== WORK TO BE COMPLETED ==
Go through the listing and set it down exactly, leaving out its pictures.

== EXTRACTED ENTRIES ==

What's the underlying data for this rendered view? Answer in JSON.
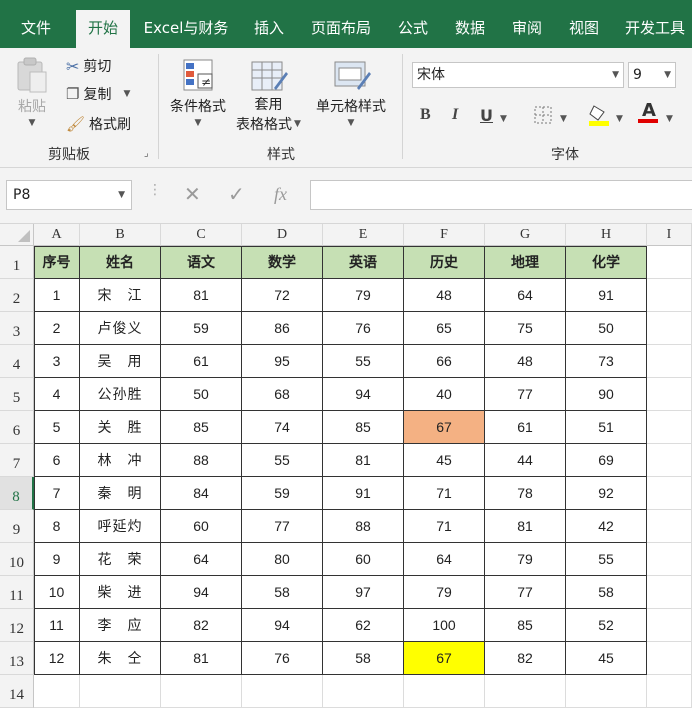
{
  "tabs": [
    "文件",
    "开始",
    "Excel与财务",
    "插入",
    "页面布局",
    "公式",
    "数据",
    "审阅",
    "视图",
    "开发工具"
  ],
  "active_tab": "开始",
  "ribbon": {
    "clipboard": {
      "paste": "粘贴",
      "cut": "剪切",
      "copy": "复制",
      "format_painter": "格式刷",
      "group_label": "剪贴板"
    },
    "styles": {
      "conditional_format": "条件格式",
      "table_format_1": "套用",
      "table_format_2": "表格格式",
      "cell_styles": "单元格样式",
      "group_label": "样式"
    },
    "font": {
      "font_name": "宋体",
      "font_size": "9",
      "bold": "B",
      "italic": "I",
      "underline": "U",
      "font_color_letter": "A",
      "group_label": "字体"
    }
  },
  "formula_bar": {
    "name_box": "P8",
    "fx": "fx",
    "formula": ""
  },
  "colors": {
    "accent": "#217346",
    "header_fill": "#c6e0b4",
    "orange_fill": "#f4b183",
    "yellow_fill": "#ffff00"
  },
  "columns": [
    "A",
    "B",
    "C",
    "D",
    "E",
    "F",
    "G",
    "H",
    "I"
  ],
  "rows": [
    "1",
    "2",
    "3",
    "4",
    "5",
    "6",
    "7",
    "8",
    "9",
    "10",
    "11",
    "12",
    "13",
    "14"
  ],
  "active_row": "8",
  "table": {
    "headers": [
      "序号",
      "姓名",
      "语文",
      "数学",
      "英语",
      "历史",
      "地理",
      "化学"
    ],
    "rows": [
      [
        "1",
        "宋　江",
        "81",
        "72",
        "79",
        "48",
        "64",
        "91"
      ],
      [
        "2",
        "卢俊义",
        "59",
        "86",
        "76",
        "65",
        "75",
        "50"
      ],
      [
        "3",
        "吴　用",
        "61",
        "95",
        "55",
        "66",
        "48",
        "73"
      ],
      [
        "4",
        "公孙胜",
        "50",
        "68",
        "94",
        "40",
        "77",
        "90"
      ],
      [
        "5",
        "关　胜",
        "85",
        "74",
        "85",
        "67",
        "61",
        "51"
      ],
      [
        "6",
        "林　冲",
        "88",
        "55",
        "81",
        "45",
        "44",
        "69"
      ],
      [
        "7",
        "秦　明",
        "84",
        "59",
        "91",
        "71",
        "78",
        "92"
      ],
      [
        "8",
        "呼延灼",
        "60",
        "77",
        "88",
        "71",
        "81",
        "42"
      ],
      [
        "9",
        "花　荣",
        "64",
        "80",
        "60",
        "64",
        "79",
        "55"
      ],
      [
        "10",
        "柴　进",
        "94",
        "58",
        "97",
        "79",
        "77",
        "58"
      ],
      [
        "11",
        "李　应",
        "82",
        "94",
        "62",
        "100",
        "85",
        "52"
      ],
      [
        "12",
        "朱　仝",
        "81",
        "76",
        "58",
        "67",
        "82",
        "45"
      ]
    ],
    "highlights": [
      {
        "row": 4,
        "col": 5,
        "color": "#f4b183"
      },
      {
        "row": 11,
        "col": 5,
        "color": "#ffff00"
      }
    ]
  }
}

== WRITTEN ANSWER ==
What's the underlying data for this rendered view? Answer in JSON.
{
  "tabs": [
    "文件",
    "开始",
    "Excel与财务",
    "插入",
    "页面布局",
    "公式",
    "数据",
    "审阅",
    "视图",
    "开发工具"
  ],
  "active_tab": "开始",
  "ribbon": {
    "clipboard": {
      "paste": "粘贴",
      "cut": "剪切",
      "copy": "复制",
      "format_painter": "格式刷",
      "group_label": "剪贴板"
    },
    "styles": {
      "conditional_format": "条件格式",
      "table_format_1": "套用",
      "table_format_2": "表格格式",
      "cell_styles": "单元格样式",
      "group_label": "样式"
    },
    "font": {
      "font_name": "宋体",
      "font_size": "9",
      "bold": "B",
      "italic": "I",
      "underline": "U",
      "font_color_letter": "A",
      "group_label": "字体"
    }
  },
  "formula_bar": {
    "name_box": "P8",
    "fx": "fx",
    "formula": ""
  },
  "colors": {
    "accent": "#217346",
    "header_fill": "#c6e0b4",
    "orange_fill": "#f4b183",
    "yellow_fill": "#ffff00"
  },
  "columns": [
    "A",
    "B",
    "C",
    "D",
    "E",
    "F",
    "G",
    "H",
    "I"
  ],
  "rows": [
    "1",
    "2",
    "3",
    "4",
    "5",
    "6",
    "7",
    "8",
    "9",
    "10",
    "11",
    "12",
    "13",
    "14"
  ],
  "active_row": "8",
  "table": {
    "headers": [
      "序号",
      "姓名",
      "语文",
      "数学",
      "英语",
      "历史",
      "地理",
      "化学"
    ],
    "rows": [
      [
        "1",
        "宋　江",
        "81",
        "72",
        "79",
        "48",
        "64",
        "91"
      ],
      [
        "2",
        "卢俊义",
        "59",
        "86",
        "76",
        "65",
        "75",
        "50"
      ],
      [
        "3",
        "吴　用",
        "61",
        "95",
        "55",
        "66",
        "48",
        "73"
      ],
      [
        "4",
        "公孙胜",
        "50",
        "68",
        "94",
        "40",
        "77",
        "90"
      ],
      [
        "5",
        "关　胜",
        "85",
        "74",
        "85",
        "67",
        "61",
        "51"
      ],
      [
        "6",
        "林　冲",
        "88",
        "55",
        "81",
        "45",
        "44",
        "69"
      ],
      [
        "7",
        "秦　明",
        "84",
        "59",
        "91",
        "71",
        "78",
        "92"
      ],
      [
        "8",
        "呼延灼",
        "60",
        "77",
        "88",
        "71",
        "81",
        "42"
      ],
      [
        "9",
        "花　荣",
        "64",
        "80",
        "60",
        "64",
        "79",
        "55"
      ],
      [
        "10",
        "柴　进",
        "94",
        "58",
        "97",
        "79",
        "77",
        "58"
      ],
      [
        "11",
        "李　应",
        "82",
        "94",
        "62",
        "100",
        "85",
        "52"
      ],
      [
        "12",
        "朱　仝",
        "81",
        "76",
        "58",
        "67",
        "82",
        "45"
      ]
    ],
    "highlights": [
      {
        "row": 4,
        "col": 5,
        "color": "#f4b183"
      },
      {
        "row": 11,
        "col": 5,
        "color": "#ffff00"
      }
    ]
  }
}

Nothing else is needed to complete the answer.